- [Task goal] Every line from the line containing "Parse this screenshot: output" through the final line below is to be repeated exactly; no other line is.

- [Records provided]
——
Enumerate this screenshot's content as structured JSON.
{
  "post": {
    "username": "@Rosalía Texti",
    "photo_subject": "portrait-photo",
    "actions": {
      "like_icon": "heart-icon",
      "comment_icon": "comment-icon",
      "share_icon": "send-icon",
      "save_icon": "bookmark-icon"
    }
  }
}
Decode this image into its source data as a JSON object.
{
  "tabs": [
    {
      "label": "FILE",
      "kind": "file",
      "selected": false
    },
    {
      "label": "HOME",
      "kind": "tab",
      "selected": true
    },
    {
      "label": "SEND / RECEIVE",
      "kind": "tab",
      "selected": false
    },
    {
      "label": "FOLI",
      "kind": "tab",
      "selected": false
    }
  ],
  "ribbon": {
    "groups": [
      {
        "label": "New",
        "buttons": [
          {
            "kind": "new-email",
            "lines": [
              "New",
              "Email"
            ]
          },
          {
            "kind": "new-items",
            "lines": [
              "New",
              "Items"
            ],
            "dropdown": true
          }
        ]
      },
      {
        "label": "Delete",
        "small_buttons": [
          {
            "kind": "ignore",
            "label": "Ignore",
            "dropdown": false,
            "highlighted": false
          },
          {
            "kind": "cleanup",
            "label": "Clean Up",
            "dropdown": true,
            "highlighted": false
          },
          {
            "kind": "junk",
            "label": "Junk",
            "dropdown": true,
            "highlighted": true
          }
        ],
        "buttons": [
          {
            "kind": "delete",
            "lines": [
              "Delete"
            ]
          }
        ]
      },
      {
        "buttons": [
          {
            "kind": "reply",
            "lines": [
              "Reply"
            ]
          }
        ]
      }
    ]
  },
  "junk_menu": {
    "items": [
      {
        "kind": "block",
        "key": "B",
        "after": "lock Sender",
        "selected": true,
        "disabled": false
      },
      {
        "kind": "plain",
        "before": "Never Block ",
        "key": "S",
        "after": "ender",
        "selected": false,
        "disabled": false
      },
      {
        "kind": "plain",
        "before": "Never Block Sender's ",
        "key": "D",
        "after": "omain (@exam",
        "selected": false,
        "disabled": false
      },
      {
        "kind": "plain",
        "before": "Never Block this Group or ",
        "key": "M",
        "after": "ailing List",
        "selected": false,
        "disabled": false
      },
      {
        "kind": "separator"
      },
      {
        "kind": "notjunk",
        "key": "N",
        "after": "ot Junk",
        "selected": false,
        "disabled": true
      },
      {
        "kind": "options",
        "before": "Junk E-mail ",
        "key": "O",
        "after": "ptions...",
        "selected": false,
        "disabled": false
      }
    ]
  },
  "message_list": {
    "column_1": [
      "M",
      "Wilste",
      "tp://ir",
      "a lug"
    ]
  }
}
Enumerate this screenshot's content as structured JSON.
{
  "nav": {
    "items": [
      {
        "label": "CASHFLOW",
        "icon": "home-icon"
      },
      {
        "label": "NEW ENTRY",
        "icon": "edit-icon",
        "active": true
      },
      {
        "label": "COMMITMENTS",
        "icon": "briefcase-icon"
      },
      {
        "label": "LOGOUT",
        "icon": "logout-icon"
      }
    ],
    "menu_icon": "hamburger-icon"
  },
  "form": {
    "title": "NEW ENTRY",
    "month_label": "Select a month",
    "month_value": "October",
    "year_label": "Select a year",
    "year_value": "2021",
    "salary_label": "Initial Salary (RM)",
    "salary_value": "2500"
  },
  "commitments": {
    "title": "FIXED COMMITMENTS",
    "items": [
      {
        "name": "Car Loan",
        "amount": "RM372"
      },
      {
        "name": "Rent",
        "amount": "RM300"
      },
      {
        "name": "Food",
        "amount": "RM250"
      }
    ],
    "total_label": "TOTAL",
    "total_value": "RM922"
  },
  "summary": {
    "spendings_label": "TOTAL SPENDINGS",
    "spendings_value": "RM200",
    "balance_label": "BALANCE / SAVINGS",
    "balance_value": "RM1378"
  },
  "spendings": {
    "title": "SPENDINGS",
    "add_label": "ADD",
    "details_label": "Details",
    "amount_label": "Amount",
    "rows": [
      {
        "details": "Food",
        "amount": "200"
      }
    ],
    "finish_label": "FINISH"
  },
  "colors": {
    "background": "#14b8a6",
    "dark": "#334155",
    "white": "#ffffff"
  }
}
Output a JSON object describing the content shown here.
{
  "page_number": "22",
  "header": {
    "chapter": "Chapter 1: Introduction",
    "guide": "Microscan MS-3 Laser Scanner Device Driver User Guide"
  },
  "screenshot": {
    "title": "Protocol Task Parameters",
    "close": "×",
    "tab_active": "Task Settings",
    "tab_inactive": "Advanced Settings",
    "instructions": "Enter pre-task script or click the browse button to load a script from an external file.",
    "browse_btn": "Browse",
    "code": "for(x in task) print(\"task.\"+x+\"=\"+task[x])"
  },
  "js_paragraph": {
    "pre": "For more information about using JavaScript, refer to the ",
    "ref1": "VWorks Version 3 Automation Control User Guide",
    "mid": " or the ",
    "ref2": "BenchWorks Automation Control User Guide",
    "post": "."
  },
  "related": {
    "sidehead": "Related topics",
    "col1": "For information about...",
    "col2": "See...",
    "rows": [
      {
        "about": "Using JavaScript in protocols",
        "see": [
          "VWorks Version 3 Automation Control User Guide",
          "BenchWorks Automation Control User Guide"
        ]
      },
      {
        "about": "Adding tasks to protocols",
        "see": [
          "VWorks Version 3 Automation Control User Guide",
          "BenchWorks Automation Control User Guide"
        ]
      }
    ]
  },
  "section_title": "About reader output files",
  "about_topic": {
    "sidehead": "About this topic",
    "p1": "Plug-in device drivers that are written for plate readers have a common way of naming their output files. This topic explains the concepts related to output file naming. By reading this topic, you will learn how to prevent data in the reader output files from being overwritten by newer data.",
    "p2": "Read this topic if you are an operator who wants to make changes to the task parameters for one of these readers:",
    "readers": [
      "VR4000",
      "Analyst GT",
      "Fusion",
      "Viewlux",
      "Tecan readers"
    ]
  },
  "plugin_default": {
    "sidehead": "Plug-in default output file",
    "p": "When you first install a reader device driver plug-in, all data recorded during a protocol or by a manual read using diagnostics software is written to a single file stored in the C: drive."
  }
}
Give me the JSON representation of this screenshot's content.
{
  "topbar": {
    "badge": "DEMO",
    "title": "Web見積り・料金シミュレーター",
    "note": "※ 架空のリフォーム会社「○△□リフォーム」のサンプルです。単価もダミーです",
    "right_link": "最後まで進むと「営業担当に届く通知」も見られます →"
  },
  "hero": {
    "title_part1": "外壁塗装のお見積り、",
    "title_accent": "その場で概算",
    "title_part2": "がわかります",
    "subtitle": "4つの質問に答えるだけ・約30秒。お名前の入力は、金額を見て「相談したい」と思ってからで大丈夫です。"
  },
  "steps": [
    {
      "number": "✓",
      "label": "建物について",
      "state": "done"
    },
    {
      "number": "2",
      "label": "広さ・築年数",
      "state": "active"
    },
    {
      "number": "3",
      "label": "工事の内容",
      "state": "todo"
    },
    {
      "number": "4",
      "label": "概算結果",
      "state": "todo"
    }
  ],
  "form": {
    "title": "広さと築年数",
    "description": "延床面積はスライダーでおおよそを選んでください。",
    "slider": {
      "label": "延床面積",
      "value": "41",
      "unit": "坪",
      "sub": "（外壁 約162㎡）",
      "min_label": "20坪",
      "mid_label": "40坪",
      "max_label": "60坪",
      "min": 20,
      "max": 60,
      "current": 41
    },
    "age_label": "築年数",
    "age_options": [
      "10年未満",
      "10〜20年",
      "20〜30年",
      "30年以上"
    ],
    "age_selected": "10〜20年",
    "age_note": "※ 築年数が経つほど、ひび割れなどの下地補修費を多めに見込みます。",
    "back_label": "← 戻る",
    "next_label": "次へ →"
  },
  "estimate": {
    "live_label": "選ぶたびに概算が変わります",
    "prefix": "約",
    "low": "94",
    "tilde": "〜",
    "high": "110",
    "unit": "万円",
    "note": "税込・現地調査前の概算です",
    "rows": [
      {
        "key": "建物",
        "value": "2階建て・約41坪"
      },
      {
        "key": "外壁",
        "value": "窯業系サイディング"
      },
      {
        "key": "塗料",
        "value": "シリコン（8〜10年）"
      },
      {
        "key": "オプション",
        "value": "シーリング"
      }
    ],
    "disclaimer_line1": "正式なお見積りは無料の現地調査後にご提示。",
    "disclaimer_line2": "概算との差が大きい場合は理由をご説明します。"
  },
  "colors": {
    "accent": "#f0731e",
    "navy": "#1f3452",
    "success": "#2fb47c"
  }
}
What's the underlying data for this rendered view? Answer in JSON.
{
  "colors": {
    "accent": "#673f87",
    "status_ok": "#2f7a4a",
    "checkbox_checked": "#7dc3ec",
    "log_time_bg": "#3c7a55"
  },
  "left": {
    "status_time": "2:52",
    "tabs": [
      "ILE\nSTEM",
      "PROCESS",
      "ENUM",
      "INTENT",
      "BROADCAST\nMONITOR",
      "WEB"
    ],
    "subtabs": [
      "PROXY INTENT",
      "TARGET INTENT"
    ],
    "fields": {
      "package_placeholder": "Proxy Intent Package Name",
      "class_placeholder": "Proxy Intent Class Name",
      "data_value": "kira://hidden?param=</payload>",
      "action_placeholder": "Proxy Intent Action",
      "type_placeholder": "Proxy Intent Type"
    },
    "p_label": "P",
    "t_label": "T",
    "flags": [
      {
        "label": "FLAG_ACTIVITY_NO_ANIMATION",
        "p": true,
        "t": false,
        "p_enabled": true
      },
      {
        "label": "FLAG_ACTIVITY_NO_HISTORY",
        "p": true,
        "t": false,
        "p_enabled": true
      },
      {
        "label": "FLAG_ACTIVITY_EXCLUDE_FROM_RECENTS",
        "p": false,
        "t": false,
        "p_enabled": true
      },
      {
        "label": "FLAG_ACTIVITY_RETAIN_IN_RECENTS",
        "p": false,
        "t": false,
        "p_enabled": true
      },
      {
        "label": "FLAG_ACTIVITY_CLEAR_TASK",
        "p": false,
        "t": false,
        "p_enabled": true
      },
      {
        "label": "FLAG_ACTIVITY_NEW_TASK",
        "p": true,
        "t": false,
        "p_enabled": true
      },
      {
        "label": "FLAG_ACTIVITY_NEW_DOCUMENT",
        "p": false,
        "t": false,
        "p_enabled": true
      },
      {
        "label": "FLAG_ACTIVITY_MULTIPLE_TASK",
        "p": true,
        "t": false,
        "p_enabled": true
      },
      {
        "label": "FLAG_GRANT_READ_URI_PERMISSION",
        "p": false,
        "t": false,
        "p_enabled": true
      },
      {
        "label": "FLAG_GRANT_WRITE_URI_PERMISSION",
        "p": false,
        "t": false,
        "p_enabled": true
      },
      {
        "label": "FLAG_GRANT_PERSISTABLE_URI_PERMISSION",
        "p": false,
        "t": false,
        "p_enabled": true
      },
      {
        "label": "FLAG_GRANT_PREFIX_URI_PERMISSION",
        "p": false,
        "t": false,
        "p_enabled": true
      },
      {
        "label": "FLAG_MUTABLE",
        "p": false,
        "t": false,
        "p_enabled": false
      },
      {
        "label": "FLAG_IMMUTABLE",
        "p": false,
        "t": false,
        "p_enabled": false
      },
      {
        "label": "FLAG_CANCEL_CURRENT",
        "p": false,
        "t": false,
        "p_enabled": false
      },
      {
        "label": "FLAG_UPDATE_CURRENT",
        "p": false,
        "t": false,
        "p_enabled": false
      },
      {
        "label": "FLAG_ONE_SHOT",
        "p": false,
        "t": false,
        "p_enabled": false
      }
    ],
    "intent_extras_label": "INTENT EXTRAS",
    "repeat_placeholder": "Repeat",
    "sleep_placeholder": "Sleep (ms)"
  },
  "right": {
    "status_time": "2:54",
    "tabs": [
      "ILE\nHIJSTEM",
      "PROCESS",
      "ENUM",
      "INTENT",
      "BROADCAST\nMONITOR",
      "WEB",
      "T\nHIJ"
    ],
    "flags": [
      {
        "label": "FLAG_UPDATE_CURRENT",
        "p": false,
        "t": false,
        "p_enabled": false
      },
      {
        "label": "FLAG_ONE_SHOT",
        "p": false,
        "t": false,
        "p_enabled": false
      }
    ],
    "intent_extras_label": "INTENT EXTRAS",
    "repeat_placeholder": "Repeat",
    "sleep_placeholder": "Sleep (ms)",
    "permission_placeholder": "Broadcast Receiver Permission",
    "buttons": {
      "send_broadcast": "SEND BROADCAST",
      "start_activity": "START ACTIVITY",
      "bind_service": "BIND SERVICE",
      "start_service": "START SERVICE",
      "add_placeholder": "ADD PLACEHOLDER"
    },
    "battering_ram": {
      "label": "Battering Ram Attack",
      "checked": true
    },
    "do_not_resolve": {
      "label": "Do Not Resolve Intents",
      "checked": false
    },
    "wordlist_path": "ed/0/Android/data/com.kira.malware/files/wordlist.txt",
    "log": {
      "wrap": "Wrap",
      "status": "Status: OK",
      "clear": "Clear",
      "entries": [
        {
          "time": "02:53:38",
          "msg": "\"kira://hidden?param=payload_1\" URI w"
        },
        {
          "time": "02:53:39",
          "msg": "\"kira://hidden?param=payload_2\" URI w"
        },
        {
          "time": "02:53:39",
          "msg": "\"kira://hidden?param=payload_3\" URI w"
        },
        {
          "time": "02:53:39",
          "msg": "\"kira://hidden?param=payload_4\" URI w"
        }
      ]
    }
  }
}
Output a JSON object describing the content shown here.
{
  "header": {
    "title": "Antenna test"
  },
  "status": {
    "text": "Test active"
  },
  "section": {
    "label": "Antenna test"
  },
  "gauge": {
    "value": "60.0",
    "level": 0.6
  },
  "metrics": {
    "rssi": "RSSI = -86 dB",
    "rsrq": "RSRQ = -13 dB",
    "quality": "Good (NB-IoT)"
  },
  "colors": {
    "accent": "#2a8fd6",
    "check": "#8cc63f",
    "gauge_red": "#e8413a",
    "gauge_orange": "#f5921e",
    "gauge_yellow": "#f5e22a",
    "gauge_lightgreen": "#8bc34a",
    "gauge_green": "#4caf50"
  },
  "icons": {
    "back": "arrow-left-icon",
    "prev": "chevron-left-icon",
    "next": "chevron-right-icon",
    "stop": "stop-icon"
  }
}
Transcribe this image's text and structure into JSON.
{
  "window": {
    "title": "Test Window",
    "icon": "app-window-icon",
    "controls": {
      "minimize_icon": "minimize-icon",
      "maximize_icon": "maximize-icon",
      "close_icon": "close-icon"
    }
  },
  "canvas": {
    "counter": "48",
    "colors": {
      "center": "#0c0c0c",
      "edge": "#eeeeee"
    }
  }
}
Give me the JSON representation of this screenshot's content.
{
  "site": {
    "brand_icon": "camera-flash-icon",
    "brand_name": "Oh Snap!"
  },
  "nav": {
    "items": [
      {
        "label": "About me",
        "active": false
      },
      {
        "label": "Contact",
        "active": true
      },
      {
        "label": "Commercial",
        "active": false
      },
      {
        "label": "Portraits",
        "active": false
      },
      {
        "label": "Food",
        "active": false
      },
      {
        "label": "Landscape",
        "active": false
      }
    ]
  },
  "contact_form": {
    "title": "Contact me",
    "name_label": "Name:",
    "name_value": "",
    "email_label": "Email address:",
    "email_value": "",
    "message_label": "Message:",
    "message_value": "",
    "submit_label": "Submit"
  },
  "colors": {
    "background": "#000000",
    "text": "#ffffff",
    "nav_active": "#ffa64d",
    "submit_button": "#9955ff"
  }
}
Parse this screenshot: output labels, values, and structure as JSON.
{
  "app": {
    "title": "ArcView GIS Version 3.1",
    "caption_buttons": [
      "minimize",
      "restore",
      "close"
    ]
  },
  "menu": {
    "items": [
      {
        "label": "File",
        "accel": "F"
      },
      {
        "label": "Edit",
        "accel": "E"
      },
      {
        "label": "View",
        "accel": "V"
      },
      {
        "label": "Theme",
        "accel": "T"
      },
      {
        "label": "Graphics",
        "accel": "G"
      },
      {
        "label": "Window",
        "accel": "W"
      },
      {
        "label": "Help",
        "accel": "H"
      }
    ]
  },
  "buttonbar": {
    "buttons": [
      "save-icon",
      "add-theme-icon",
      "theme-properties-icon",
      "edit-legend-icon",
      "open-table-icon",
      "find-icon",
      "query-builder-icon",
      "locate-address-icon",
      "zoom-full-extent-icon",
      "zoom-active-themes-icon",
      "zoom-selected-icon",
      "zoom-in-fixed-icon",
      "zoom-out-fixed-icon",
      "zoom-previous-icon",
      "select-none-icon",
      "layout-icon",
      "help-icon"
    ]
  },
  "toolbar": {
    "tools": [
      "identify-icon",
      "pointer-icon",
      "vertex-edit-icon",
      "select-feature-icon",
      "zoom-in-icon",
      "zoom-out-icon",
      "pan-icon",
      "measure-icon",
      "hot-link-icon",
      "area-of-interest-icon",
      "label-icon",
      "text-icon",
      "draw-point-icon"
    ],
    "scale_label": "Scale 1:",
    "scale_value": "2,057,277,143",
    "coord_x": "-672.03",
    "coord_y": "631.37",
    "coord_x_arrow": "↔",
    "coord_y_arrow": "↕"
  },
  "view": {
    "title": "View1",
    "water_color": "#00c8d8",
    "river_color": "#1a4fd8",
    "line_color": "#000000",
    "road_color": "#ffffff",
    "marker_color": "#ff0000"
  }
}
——
- [Response below]
Parse this screenshot: output labels, values, and structure as JSON.
{
  "app": {
    "title": "ArcView GIS Version 3.1",
    "caption_buttons": [
      "minimize",
      "restore",
      "close"
    ]
  },
  "menu": {
    "items": [
      {
        "label": "File",
        "accel": "F"
      },
      {
        "label": "Edit",
        "accel": "E"
      },
      {
        "label": "View",
        "accel": "V"
      },
      {
        "label": "Theme",
        "accel": "T"
      },
      {
        "label": "Graphics",
        "accel": "G"
      },
      {
        "label": "Window",
        "accel": "W"
      },
      {
        "label": "Help",
        "accel": "H"
      }
    ]
  },
  "buttonbar": {
    "buttons": [
      "save-icon",
      "add-theme-icon",
      "theme-properties-icon",
      "edit-legend-icon",
      "open-table-icon",
      "find-icon",
      "query-builder-icon",
      "locate-address-icon",
      "zoom-full-extent-icon",
      "zoom-active-themes-icon",
      "zoom-selected-icon",
      "zoom-in-fixed-icon",
      "zoom-out-fixed-icon",
      "zoom-previous-icon",
      "select-none-icon",
      "layout-icon",
      "help-icon"
    ]
  },
  "toolbar": {
    "tools": [
      "identify-icon",
      "pointer-icon",
      "vertex-edit-icon",
      "select-feature-icon",
      "zoom-in-icon",
      "zoom-out-icon",
      "pan-icon",
      "measure-icon",
      "hot-link-icon",
      "area-of-interest-icon",
      "label-icon",
      "text-icon",
      "draw-point-icon"
    ],
    "scale_label": "Scale 1:",
    "scale_value": "2,057,277,143",
    "coord_x": "-672.03",
    "coord_y": "631.37",
    "coord_x_arrow": "↔",
    "coord_y_arrow": "↕"
  },
  "view": {
    "title": "View1",
    "water_color": "#00c8d8",
    "river_color": "#1a4fd8",
    "line_color": "#000000",
    "road_color": "#ffffff",
    "marker_color": "#ff0000"
  }
}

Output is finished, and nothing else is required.